Our base dataset is the set of outputs with Crossref DOIs. As OpenAlex includes a wider diversity of research output types compared to MAG, we now filter research outputs based on their Crossref Metadata type. The types we include in this process are journal articles, proceedings articles, reports, posted content, edited books, books, book chapters, book parts, book sections, reference books, monographs, reference entries, and other.
We exclude types such as datasets, databases, components, report components, peer reviews, grants, proceedings, journal issues, report series, book tracks, and any with a null type. This is to filter out multiple ‘containers’ for a research output, such as supplementary material for a journal article, or outputs such as datasets which we hope to tackle separately in the future (not least by including the broader range of datasets that are identified by DataCite DOIs and other PIDs).
We have also released a range of new features to the dashboard since our last blog post:
- You can filter countries or institutions by region or subregion, as well as open access percentage, total number of publications, total number of open publications and institution type.
- Each country and institution page now has a breakdown of Other Platform Open categories and the locations where Other Platform Open outputs are found.
- You can now easily share your country or institution to Twitter, Facebook or LinkedIn via the social sharing buttons on each country and institution page.

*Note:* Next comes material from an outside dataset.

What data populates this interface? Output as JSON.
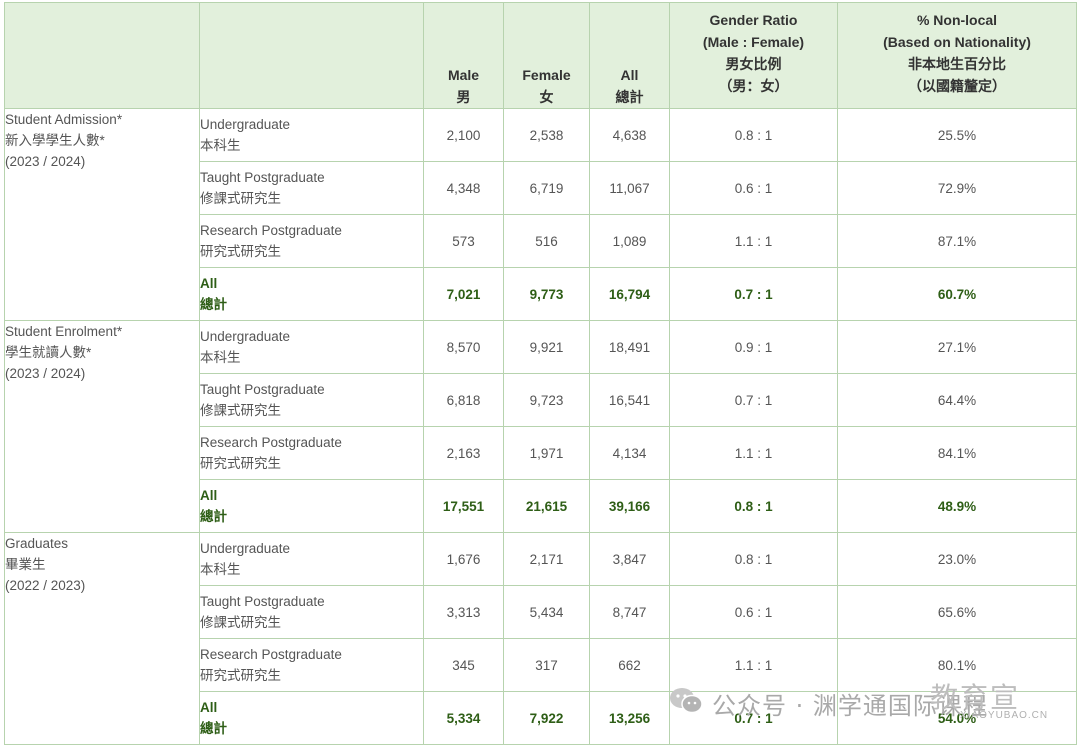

- When you share a link to a particular country or institution on social media, including Facebook, Twitter, LinkedIn and messaging apps, a summary card for the given country or institution is displayed.

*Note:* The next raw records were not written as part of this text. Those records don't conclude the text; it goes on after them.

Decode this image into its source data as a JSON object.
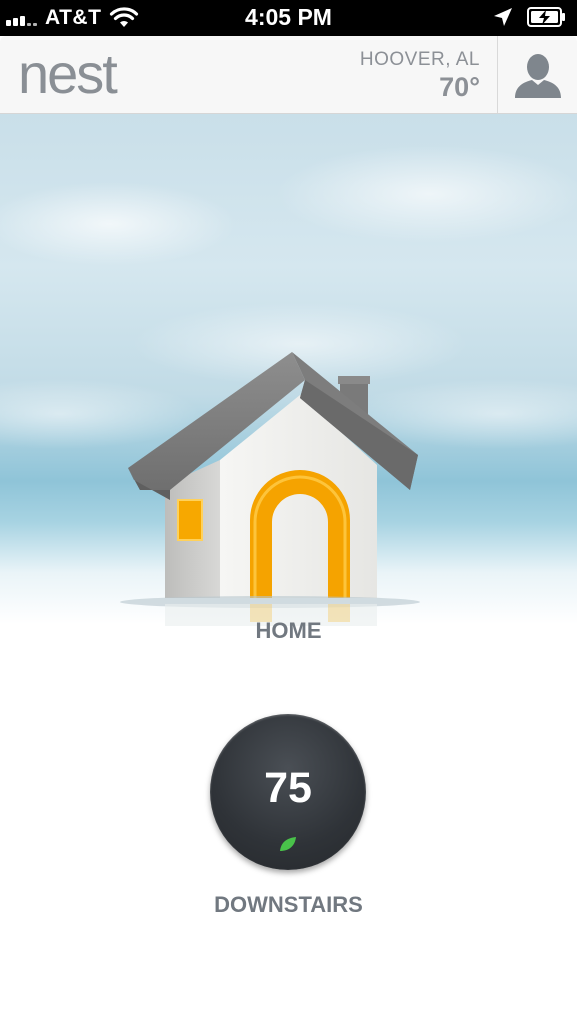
{
  "status_bar": {
    "carrier": "AT&T",
    "time": "4:05 PM",
    "signal_icon": "signal-bars-icon",
    "wifi_icon": "wifi-icon",
    "location_icon": "location-arrow-icon",
    "battery_icon": "battery-charging-icon"
  },
  "header": {
    "logo": "nest",
    "location": "HOOVER, AL",
    "temperature": "70°",
    "profile_icon": "user-profile-icon"
  },
  "structure": {
    "name": "HOME",
    "illustration": "house-icon",
    "accent_color": "#f5a300"
  },
  "thermostats": [
    {
      "target_temperature": "75",
      "name": "DOWNSTAIRS",
      "leaf_icon": "leaf-icon",
      "leaf_color": "#49c24a"
    }
  ]
}
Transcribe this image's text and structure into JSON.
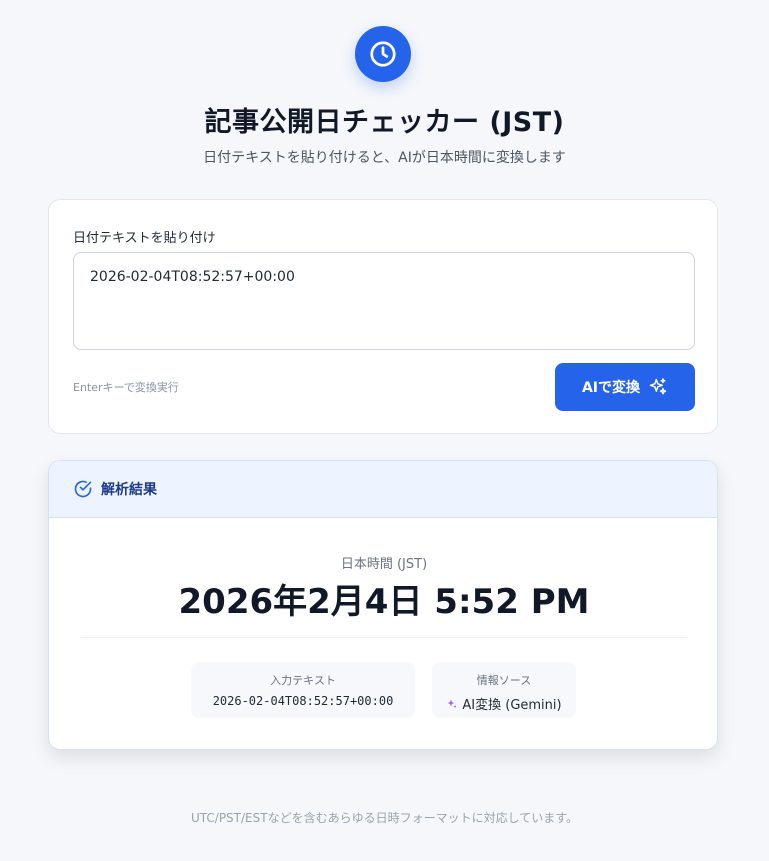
{
  "header": {
    "logo_icon": "clock-icon",
    "title": "記事公開日チェッカー (JST)",
    "subtitle": "日付テキストを貼り付けると、AIが日本時間に変換します"
  },
  "input_card": {
    "label": "日付テキストを貼り付け",
    "textarea_value": "2026-02-04T08:52:57+00:00",
    "hint": "Enterキーで変換実行",
    "convert_button_label": "AIで変換",
    "convert_button_icon": "sparkles-icon"
  },
  "result_card": {
    "header_icon": "check-circle-icon",
    "header_label": "解析結果",
    "jst_label": "日本時間 (JST)",
    "jst_value": "2026年2月4日 5:52 PM",
    "input_text_label": "入力テキスト",
    "input_text_value": "2026-02-04T08:52:57+00:00",
    "source_label": "情報ソース",
    "source_icon": "sparkles-icon",
    "source_value": "AI変換 (Gemini)"
  },
  "footer": {
    "text": "UTC/PST/ESTなどを含むあらゆる日時フォーマットに対応しています。"
  },
  "colors": {
    "accent": "#2563eb",
    "result_header_bg": "#eef4ff",
    "result_header_text": "#1e3a8a"
  }
}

- You can also download aggregated data for each country or institution as a comma-separated values (CSV) file directly from the dashboard.
What is next?
Important to note is that the next thing will be a return to a weekly update schedule for the Open Access website. This means that the numbers in this post will start to diverge from those on the website (slowly at first but this will increase over time). The linked comparison dashboard that supports this document will remain static, so those numbers should continue to match exactly.
Currently the dashboard includes 221 countries and territories (with at least 15 research outputs) and 14,477 institutions (including all 7,715* original institutions identified by Microsoft Academic Graph, and all other institutions identified by OpenAlex with at least 1000 research outputs). We will include even more institutions (that have less than 1000 outputs) in future updates to the dashboard once we have moved our backend to Cloudflare D1, a serverless SQL database.
We also want to fix some usability issues, for instance, when filtering, update the URL in the address bar to enable users to share filtered views of the dashboard and to fix backward browser navigation. In addition we aim to enable the embedding of a country or institution summary in a third-party website as well as add more flexible filtering options.
More broadly the decision to exclude datasets from this dashboard raises the question of how we might provide some useful tracking of data sharing. We also hold other data on institutions (and to some extent countries) which addresses some of the broader open knowledge objectives laid out in both the UNESCO Open Science Recommendation and the CoARA declaration. The current dashboard is focused on Open Access to formal research outputs but we are keen to work with the community on other useful forms of information summary that can help drive the broader open knowledge transition.
*Edit 31/08/2023: Blog post corrected to ‘7,715′ from ‘7701’.
**Edit 31/08/2023: Blog post corrected to ‘additional 7 countries’ from ’16’. 9 other African countries showed an increase in the number of years with outputs detected with the move to Open Alex.